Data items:
····················

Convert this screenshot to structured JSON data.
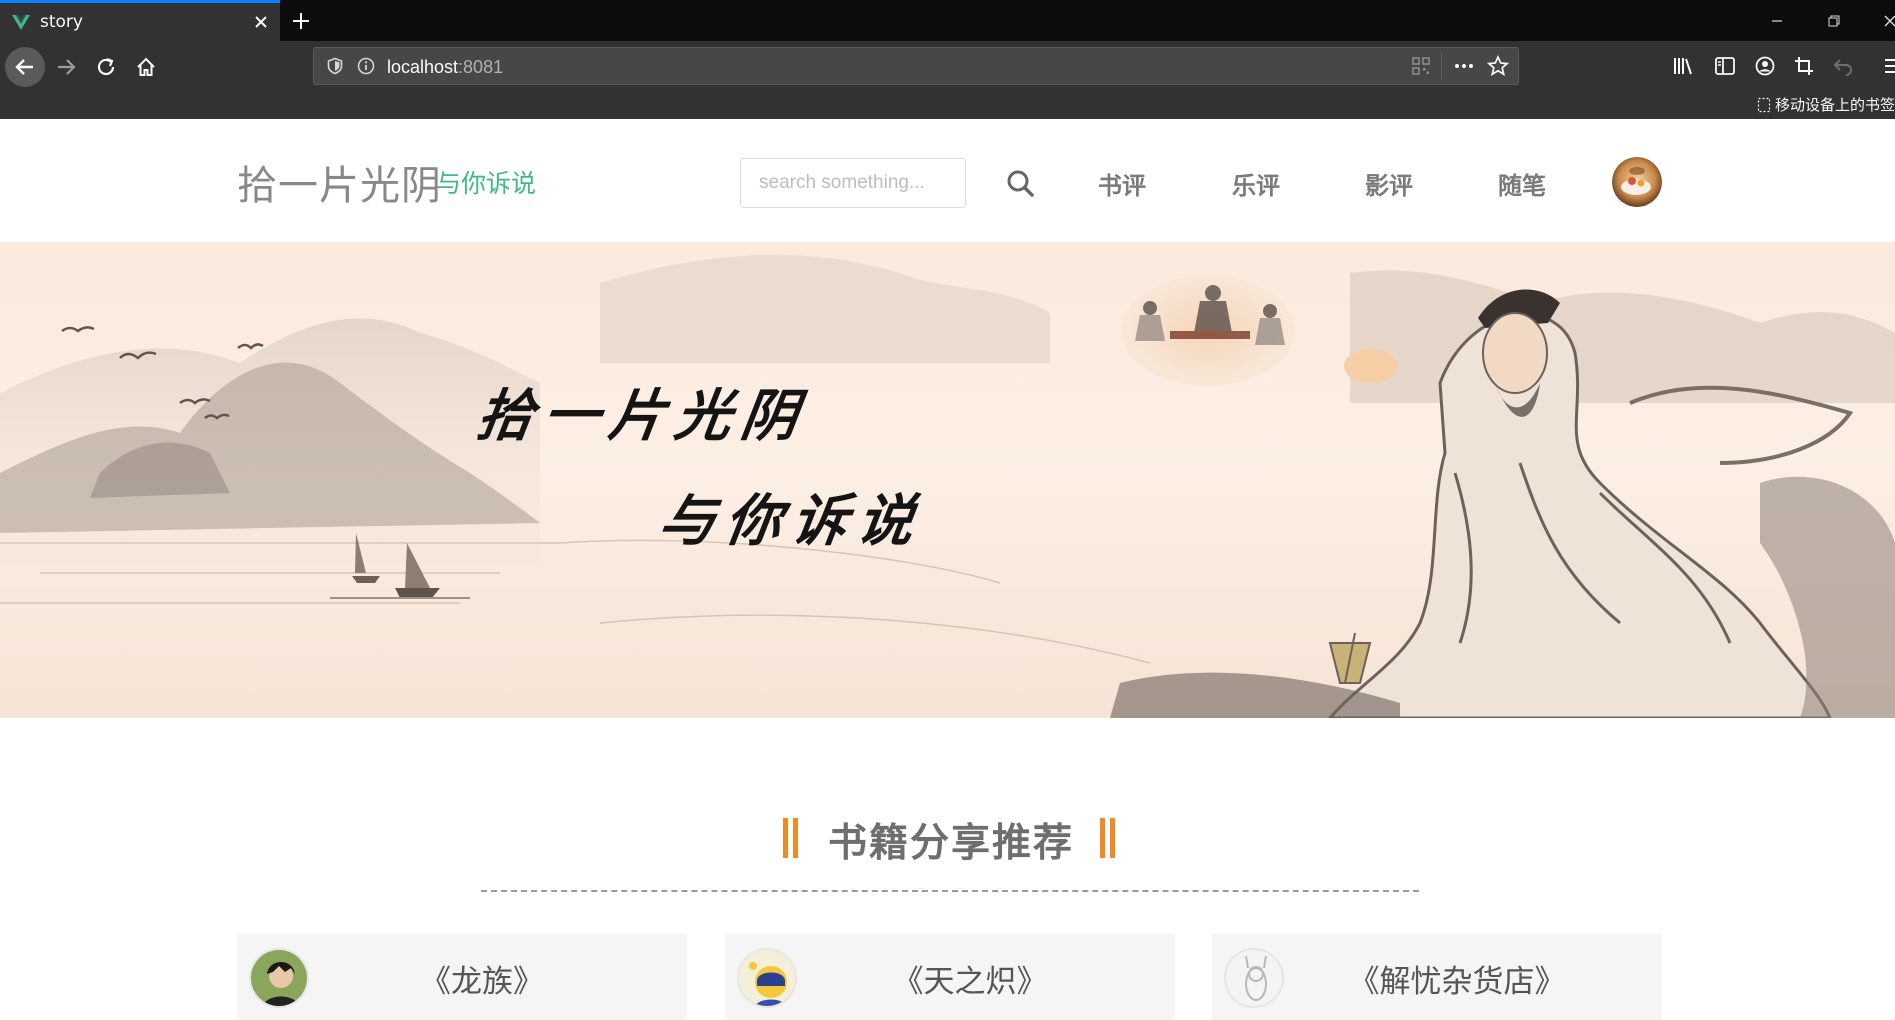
{
  "browser": {
    "tab_title": "story",
    "url_host": "localhost",
    "url_port": ":8081",
    "bookmark_hint": "移动设备上的书签"
  },
  "header": {
    "logo_main": "拾一片光阴",
    "logo_sub": "与你诉说",
    "search_placeholder": "search something...",
    "menu": [
      "书评",
      "乐评",
      "影评",
      "随笔"
    ]
  },
  "banner": {
    "line1": "拾一片光阴",
    "line2": "与你诉说"
  },
  "section": {
    "title": "书籍分享推荐",
    "cards": [
      {
        "title": "《龙族》"
      },
      {
        "title": "《天之炽》"
      },
      {
        "title": "《解忧杂货店》"
      }
    ]
  },
  "colors": {
    "accent_green": "#3fb98b",
    "accent_orange": "#f08a24",
    "tab_highlight": "#0a84ff"
  }
}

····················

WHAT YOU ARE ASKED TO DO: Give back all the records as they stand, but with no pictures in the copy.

TASK RESULT:
Convert this screenshot to structured JSON data.
{
  "browser": {
    "tab_title": "story",
    "url_host": "localhost",
    "url_port": ":8081",
    "bookmark_hint": "移动设备上的书签"
  },
  "header": {
    "logo_main": "拾一片光阴",
    "logo_sub": "与你诉说",
    "search_placeholder": "search something...",
    "menu": [
      "书评",
      "乐评",
      "影评",
      "随笔"
    ]
  },
  "banner": {
    "line1": "拾一片光阴",
    "line2": "与你诉说"
  },
  "section": {
    "title": "书籍分享推荐",
    "cards": [
      {
        "title": "《龙族》"
      },
      {
        "title": "《天之炽》"
      },
      {
        "title": "《解忧杂货店》"
      }
    ]
  },
  "colors": {
    "accent_green": "#3fb98b",
    "accent_orange": "#f08a24",
    "tab_highlight": "#0a84ff"
  }
}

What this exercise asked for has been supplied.